**Exercise data**:

BEGIN

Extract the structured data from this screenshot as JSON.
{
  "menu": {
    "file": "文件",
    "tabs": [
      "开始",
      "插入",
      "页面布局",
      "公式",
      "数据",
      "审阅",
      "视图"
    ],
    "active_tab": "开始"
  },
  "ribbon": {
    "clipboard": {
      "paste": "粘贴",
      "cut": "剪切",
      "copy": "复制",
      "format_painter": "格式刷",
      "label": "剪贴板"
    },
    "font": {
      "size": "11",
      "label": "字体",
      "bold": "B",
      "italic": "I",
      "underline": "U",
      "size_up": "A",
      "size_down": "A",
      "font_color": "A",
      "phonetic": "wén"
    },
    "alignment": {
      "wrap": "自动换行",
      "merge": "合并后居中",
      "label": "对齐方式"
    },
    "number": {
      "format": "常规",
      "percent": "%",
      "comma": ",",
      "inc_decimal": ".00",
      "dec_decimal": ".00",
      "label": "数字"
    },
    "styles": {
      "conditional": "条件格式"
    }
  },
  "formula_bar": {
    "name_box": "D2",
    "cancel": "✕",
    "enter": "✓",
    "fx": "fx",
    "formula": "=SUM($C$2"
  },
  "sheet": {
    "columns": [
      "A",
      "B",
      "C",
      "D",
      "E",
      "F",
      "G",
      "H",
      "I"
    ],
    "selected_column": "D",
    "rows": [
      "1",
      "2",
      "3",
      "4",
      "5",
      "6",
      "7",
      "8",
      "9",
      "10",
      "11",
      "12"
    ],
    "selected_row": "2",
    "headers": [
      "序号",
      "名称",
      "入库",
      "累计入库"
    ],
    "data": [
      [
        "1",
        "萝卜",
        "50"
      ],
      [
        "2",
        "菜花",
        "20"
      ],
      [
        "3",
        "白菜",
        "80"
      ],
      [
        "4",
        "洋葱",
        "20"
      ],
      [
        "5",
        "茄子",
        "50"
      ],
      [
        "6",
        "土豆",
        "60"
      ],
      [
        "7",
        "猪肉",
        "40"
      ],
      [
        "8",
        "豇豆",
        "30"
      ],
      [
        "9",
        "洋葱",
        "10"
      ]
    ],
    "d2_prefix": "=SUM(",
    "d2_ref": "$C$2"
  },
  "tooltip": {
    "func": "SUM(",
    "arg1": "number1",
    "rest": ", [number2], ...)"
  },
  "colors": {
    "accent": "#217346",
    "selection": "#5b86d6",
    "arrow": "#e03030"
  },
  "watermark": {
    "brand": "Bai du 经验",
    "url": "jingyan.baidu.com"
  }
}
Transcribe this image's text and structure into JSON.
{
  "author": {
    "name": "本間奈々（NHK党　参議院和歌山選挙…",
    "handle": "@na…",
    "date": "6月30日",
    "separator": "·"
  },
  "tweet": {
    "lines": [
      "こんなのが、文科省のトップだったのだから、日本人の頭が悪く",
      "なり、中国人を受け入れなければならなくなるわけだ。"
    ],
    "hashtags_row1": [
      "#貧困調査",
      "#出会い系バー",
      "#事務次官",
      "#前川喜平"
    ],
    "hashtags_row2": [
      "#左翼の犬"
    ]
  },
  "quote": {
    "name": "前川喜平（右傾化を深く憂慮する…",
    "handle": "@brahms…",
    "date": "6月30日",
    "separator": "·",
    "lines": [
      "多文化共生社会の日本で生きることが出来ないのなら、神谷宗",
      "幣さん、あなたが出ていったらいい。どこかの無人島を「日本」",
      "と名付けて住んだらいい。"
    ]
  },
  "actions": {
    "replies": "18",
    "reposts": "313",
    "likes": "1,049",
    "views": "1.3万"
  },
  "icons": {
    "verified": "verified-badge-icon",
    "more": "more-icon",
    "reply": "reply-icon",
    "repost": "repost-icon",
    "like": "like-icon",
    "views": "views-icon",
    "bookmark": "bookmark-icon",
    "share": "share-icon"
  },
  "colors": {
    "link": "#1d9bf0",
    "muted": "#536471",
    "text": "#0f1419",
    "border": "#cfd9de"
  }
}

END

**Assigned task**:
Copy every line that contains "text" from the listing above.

**Output of the task**:
Transcribe this image's text and structure into JSON.
    "text": "#0f1419",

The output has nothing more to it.